Yes, I mean it is a theoretical possibility. I want to recognize that. I have not seen any order switching, order cancellation because most of the components that are in short supply are made by a single supplier. So no other supplier is advantaged. So I have not seen people flip flopping orders to other suppliers so far.
[Operator Instructions] Our next question is from Craig Ellis of B. Riley. Please proceed with your question.
Thanks for taking the follow-up. Mike, I wanted to just touch on the trends in the service revenue line. So we had a nice gradual climb as we were going from late fiscal '21 through the fiscal second quarter of '22. And in December, we pulled back a little bit. Can you just talk about some of the puts and takes that we saw in services in the quarter? And do you expect that we'll get back on that growth slide plant or where do we go from here in services?
Yes, I mean, similar to signing up new contracts it is -- there is a bit of seasonality there that if they don't sign, we can't recognize the revenue. So historically, you've got a little bit of seasonality in there. And we always have underneath the golden glide that is always trying to pull that down, right. And then we're signing up new services and growing in other areas, right. So it's kind of -- it's an offset in that and just a touch of seasonality.
And is there any impact from supply chain there is any parts or components, spares, et cetera, in that line is that all true services?
Yes, it's not -- it doesn't have a material impact. It did cost wise, where we saw some of our costs because the margins came down, but not really a top line.

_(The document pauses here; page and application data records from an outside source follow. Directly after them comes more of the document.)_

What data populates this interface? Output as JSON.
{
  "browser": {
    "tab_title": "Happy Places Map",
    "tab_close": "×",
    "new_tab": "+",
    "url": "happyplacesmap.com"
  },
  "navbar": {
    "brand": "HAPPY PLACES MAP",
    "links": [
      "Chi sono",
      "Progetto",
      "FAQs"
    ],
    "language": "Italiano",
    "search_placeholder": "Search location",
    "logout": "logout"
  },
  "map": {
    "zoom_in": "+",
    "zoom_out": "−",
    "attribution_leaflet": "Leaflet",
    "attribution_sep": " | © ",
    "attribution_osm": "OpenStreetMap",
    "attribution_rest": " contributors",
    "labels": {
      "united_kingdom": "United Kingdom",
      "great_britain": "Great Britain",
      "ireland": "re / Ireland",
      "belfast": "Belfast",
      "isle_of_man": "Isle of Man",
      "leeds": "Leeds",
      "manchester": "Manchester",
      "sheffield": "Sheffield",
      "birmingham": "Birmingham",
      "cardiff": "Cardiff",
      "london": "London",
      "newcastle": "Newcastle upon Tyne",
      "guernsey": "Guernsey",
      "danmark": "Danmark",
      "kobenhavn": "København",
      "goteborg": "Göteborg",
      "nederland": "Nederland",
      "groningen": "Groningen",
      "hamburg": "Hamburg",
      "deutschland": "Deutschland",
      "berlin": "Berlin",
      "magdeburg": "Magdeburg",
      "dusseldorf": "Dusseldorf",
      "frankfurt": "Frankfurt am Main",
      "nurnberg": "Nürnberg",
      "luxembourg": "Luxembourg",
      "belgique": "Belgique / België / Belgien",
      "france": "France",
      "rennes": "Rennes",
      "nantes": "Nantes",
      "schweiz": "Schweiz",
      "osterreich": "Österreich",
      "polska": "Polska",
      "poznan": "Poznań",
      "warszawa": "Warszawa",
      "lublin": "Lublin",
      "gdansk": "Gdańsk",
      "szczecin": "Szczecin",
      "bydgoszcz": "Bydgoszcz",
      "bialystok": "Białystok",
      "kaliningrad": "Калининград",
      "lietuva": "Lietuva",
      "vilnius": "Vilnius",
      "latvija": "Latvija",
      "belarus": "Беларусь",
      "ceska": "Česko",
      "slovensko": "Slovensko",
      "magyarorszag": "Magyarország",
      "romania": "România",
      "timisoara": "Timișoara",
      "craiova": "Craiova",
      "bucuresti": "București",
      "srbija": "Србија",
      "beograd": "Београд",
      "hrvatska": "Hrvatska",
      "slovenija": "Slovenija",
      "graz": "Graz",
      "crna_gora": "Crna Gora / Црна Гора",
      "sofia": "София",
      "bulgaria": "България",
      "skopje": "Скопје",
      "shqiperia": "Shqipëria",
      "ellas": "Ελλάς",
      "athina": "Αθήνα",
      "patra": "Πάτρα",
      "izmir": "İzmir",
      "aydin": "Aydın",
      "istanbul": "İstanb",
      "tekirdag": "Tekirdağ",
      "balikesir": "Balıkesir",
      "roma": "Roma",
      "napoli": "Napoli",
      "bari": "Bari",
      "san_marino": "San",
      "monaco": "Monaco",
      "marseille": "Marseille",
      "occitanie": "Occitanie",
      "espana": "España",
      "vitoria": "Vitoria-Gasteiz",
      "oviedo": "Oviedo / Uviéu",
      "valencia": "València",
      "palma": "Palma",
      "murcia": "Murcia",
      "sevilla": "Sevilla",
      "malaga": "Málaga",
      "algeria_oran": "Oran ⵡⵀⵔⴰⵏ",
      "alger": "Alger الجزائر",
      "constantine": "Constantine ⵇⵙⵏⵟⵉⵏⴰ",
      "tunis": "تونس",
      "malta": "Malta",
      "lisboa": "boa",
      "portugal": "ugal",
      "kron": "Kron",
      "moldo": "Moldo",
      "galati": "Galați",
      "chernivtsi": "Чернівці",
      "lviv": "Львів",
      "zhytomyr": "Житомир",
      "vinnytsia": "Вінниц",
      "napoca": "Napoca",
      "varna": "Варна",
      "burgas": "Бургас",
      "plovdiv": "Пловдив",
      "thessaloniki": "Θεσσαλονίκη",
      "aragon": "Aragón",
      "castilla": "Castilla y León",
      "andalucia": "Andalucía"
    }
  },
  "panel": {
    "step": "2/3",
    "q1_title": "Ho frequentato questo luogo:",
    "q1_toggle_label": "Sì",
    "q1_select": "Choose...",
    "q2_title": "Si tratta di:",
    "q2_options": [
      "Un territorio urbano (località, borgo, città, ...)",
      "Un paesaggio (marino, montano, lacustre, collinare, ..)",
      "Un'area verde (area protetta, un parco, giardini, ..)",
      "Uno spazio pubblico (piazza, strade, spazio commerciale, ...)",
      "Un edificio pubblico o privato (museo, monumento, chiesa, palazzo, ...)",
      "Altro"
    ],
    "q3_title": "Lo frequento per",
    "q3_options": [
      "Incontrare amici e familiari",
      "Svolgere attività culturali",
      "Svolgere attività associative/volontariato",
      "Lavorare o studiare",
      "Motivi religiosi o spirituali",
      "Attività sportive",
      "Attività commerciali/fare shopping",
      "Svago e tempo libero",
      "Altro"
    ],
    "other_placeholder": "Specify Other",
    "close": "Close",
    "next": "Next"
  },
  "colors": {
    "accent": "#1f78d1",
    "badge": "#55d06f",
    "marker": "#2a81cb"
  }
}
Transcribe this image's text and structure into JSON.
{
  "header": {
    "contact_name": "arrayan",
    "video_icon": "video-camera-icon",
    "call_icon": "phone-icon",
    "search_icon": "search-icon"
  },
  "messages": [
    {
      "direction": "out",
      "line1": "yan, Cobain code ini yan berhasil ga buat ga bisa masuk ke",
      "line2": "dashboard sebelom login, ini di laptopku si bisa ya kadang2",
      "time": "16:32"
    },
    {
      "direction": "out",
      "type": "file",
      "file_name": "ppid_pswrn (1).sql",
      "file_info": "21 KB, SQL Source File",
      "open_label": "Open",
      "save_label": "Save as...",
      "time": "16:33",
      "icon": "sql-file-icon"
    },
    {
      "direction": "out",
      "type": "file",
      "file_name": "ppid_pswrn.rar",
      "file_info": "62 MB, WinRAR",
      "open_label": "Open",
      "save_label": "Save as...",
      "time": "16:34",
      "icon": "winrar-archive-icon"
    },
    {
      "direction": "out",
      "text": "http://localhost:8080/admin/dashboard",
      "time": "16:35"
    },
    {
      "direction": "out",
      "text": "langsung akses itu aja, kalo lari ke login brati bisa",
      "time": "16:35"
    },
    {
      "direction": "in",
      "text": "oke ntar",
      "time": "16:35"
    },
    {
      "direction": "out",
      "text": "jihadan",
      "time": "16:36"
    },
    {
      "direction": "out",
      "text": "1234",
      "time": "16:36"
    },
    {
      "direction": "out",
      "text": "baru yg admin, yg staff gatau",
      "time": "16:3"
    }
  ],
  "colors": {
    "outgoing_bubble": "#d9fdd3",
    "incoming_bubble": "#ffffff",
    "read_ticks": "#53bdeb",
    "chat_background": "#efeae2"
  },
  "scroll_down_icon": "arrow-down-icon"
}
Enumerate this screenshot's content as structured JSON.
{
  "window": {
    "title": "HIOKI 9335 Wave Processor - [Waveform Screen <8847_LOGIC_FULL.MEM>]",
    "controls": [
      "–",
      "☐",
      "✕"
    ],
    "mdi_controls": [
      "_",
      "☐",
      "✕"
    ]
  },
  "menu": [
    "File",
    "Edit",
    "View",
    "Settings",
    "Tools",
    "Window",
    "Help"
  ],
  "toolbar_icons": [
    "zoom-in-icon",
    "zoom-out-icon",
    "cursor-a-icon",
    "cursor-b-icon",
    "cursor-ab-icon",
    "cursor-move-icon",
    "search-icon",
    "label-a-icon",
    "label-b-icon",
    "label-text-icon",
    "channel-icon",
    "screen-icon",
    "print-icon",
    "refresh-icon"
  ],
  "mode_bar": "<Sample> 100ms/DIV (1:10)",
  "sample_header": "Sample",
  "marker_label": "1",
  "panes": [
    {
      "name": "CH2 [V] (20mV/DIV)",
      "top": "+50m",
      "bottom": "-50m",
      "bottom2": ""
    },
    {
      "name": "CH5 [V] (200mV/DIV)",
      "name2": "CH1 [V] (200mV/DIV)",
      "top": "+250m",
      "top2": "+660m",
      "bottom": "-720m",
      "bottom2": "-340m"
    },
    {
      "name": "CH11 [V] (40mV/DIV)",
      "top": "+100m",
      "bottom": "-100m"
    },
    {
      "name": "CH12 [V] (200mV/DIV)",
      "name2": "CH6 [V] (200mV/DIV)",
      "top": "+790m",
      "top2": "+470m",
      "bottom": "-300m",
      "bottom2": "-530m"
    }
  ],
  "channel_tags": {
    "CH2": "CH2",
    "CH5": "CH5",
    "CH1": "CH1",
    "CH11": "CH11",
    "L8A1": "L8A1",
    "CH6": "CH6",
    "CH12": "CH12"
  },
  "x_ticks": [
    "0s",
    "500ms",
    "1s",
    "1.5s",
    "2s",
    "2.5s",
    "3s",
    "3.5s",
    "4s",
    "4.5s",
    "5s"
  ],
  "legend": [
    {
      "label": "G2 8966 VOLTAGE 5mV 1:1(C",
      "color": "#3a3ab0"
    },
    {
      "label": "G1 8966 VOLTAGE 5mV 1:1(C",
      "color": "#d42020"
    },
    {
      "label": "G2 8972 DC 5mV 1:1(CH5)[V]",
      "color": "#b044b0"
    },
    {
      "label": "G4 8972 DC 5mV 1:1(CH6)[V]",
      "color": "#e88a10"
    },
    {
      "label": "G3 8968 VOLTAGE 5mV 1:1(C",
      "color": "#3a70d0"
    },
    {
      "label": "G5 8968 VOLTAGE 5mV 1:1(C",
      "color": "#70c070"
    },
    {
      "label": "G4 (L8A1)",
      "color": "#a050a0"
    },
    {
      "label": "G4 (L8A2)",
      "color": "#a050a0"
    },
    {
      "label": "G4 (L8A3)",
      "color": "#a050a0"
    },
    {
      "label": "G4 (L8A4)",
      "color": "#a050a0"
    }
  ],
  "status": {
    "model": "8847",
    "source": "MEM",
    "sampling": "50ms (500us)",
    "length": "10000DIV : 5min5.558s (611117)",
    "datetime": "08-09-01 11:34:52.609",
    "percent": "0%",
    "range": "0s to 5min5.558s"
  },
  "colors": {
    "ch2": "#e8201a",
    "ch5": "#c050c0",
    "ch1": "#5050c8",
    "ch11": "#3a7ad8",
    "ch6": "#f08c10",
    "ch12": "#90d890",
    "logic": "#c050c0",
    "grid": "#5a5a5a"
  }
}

And so just on that margin point, I think 57% in the quarter, a year ago we were at 60%. What's your expectation for the margin trajectory in services from here?
Yes, I mean we're -- we've got also some programs to reduce costs on the gross margin line, but those are tougher and some of those are longer range to put into place. So it's going to be really pricing driven. And we are looking at increasing our prices on services as well. And really, that's more along the lines of discounting less is what we're putting into place. So we'll do what we can and get what traction we can to get those margins back up to 60%.
And how would you break out the drivers to the decrease from 60% to 57%?
It was -- we have for example, a repair organization. So repair costs increased, warehousing costs increased, all the logistics of our spares organization increased. So those are some of the key areas that we saw the costs go up.
Got it. And it's just better execution on those variables to drive it back to 50?
We have reached the end of the question-and-answer session. I will now turn the call back over to Jamie Lerner for closing remarks.
Thank you. While our bookings were at the highest level they've been at in years, we have to recognize that the global supply situation put us in a position where the results have fallen beneath all of our expectations. But I'm confident in the underlying strength of this business. Our bookings levels, our hyperscaler wins, the strides we're making in video surveillance, tell me that we have a growing business.
Now I'm also realistic. We've got to make some very, very quick cost cutting and sizable cost cutting. We've got to get our pricing in line with what our suppliers are doing with many of our components going up as much as 25%. And we've got to work very hard with our suppliers to make sure we get our fair share of componentry.
But I think we can take those measures. We can do them quickly and see this to the other side of the supply chain. And when we do, I think Quantum is going to be a larger company, a better company and a bigger company, but we've got a few tough quarters to get through, and we're taking the measures to see that the Company can do that in a healthy way.
With that, thanks everyone, for attending today.
This concludes today's conference. You may disconnect your lines at this time. Thank you for your participation, and have a great day.